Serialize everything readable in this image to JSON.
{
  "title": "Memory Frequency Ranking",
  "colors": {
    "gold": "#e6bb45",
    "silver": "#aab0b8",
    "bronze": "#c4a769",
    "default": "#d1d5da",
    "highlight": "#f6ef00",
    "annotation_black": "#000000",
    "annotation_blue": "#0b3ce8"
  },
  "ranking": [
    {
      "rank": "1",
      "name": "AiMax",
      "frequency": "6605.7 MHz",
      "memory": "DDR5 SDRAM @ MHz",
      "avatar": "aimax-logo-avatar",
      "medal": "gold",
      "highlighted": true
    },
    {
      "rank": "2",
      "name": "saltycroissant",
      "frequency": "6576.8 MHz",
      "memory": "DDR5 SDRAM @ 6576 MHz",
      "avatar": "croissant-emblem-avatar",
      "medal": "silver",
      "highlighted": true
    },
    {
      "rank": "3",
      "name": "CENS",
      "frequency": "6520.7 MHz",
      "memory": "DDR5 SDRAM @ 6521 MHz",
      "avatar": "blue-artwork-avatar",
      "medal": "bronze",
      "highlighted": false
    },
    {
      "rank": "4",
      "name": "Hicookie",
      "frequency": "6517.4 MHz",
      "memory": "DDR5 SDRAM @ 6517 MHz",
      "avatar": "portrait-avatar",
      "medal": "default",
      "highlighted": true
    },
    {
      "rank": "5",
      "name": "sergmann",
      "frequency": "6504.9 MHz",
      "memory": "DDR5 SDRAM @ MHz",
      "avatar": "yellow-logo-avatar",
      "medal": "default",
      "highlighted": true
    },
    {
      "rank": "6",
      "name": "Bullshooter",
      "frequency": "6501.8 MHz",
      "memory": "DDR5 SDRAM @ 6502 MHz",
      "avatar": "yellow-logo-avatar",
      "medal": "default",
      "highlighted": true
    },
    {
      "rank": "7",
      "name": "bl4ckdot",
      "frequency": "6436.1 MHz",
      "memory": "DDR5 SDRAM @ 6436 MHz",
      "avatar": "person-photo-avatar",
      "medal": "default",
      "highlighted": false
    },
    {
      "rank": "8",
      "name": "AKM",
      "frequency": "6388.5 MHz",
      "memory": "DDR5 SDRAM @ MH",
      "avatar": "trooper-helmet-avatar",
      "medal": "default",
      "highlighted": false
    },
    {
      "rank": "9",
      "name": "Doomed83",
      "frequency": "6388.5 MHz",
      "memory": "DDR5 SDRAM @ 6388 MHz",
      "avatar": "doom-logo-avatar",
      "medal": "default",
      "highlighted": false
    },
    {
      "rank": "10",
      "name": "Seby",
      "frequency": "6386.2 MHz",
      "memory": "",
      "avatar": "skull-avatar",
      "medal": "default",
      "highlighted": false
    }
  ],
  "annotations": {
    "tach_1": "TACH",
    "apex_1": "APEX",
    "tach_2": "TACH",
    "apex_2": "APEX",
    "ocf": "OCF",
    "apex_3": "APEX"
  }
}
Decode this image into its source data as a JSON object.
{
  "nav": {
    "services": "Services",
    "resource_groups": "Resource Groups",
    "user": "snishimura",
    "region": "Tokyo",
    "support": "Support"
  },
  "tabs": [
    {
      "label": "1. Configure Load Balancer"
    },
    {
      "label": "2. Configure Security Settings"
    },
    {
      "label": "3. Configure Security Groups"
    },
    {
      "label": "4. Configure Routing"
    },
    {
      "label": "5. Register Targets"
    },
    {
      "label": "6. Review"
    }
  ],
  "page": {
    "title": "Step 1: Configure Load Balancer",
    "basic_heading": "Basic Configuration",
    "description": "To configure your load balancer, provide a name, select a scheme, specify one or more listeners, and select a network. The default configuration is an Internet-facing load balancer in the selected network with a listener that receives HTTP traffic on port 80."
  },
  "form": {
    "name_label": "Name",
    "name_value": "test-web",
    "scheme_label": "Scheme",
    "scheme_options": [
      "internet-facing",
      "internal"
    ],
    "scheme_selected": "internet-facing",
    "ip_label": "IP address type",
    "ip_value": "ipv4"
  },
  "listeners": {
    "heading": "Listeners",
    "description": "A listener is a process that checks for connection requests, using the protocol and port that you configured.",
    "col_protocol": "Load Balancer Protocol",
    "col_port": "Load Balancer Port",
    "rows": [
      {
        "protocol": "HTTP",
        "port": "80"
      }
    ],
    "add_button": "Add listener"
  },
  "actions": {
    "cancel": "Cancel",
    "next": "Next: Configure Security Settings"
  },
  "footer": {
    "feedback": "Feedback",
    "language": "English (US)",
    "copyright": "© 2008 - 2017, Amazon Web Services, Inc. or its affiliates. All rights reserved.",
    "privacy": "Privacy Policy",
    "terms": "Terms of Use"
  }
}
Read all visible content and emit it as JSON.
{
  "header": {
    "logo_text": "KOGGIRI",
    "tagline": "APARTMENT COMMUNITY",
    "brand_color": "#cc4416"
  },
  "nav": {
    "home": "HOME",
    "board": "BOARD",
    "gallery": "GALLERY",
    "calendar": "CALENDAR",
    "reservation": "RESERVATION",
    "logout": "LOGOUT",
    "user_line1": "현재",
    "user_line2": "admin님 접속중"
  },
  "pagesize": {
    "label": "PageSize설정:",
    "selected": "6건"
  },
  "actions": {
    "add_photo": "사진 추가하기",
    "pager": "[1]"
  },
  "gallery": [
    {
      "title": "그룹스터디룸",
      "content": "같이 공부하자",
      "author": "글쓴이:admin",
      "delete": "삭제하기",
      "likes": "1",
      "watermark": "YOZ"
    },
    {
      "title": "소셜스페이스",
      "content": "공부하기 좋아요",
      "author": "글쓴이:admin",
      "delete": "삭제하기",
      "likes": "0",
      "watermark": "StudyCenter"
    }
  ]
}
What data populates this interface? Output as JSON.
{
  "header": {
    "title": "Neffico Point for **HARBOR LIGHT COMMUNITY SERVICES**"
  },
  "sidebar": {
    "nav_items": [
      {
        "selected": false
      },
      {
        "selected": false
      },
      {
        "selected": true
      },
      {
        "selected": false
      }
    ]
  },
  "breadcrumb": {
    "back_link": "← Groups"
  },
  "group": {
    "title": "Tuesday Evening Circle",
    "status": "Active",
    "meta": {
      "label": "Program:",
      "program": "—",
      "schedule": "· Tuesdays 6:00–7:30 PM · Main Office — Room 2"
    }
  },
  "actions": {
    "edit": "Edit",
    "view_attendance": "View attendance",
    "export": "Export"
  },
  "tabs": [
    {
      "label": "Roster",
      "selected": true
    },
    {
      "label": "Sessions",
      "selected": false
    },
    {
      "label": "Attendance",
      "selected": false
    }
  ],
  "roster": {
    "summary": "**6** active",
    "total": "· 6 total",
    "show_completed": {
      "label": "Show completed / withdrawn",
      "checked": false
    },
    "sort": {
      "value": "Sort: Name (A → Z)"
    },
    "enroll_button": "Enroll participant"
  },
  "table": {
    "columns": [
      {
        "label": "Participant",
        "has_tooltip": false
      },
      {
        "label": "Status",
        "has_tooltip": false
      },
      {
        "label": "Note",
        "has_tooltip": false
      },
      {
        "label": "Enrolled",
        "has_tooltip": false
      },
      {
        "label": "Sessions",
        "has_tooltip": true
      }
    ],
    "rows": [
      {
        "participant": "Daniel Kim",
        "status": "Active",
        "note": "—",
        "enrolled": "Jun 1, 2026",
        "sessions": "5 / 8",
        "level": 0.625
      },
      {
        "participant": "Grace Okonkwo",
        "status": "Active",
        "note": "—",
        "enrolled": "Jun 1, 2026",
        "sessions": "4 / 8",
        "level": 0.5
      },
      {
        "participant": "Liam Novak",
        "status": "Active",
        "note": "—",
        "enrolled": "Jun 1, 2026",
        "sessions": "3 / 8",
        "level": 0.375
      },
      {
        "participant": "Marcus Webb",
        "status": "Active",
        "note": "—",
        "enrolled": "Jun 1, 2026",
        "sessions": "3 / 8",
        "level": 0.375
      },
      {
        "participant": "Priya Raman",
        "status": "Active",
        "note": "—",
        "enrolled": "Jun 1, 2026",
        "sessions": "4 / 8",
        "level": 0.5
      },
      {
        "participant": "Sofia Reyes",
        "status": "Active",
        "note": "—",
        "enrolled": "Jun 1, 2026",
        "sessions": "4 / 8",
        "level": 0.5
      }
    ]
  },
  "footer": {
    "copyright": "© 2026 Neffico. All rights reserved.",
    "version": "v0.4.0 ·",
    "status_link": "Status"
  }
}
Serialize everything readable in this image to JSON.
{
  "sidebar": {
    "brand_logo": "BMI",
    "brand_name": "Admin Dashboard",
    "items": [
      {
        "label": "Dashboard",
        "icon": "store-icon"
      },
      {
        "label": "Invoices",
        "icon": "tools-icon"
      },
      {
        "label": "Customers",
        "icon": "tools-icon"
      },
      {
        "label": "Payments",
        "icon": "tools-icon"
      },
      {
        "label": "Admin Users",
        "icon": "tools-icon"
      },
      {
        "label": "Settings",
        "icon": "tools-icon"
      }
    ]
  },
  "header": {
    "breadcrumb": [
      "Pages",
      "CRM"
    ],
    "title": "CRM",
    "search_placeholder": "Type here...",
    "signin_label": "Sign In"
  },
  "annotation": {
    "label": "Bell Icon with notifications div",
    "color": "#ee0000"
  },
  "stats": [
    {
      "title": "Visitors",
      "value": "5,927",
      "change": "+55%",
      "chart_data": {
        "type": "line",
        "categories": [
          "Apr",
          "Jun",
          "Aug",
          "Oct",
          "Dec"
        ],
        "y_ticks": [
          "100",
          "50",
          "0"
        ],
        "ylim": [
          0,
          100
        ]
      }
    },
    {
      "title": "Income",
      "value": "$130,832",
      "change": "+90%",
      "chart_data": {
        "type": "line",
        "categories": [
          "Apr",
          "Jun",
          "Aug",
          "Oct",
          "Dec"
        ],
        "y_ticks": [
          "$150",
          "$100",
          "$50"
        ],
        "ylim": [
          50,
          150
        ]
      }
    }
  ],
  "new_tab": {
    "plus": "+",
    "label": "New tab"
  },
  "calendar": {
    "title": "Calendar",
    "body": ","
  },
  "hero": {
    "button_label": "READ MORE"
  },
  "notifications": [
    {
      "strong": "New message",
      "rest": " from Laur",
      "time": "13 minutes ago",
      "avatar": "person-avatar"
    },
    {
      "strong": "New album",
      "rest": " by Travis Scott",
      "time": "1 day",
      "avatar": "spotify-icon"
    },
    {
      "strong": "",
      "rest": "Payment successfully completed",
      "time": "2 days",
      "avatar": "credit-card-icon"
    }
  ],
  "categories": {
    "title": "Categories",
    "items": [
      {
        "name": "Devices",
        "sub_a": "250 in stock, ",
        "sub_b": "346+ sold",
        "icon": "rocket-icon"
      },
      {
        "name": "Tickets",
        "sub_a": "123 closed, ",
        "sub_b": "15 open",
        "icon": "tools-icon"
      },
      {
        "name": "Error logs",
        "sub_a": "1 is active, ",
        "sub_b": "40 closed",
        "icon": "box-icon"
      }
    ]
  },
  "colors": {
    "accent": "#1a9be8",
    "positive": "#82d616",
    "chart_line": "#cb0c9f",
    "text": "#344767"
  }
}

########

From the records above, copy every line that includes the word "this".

Serialize everything readable in this image to JSON.
Decode this image into its source data as a JSON object.
What data populates this interface? Output as JSON.
Serialize everything readable in this image to JSON.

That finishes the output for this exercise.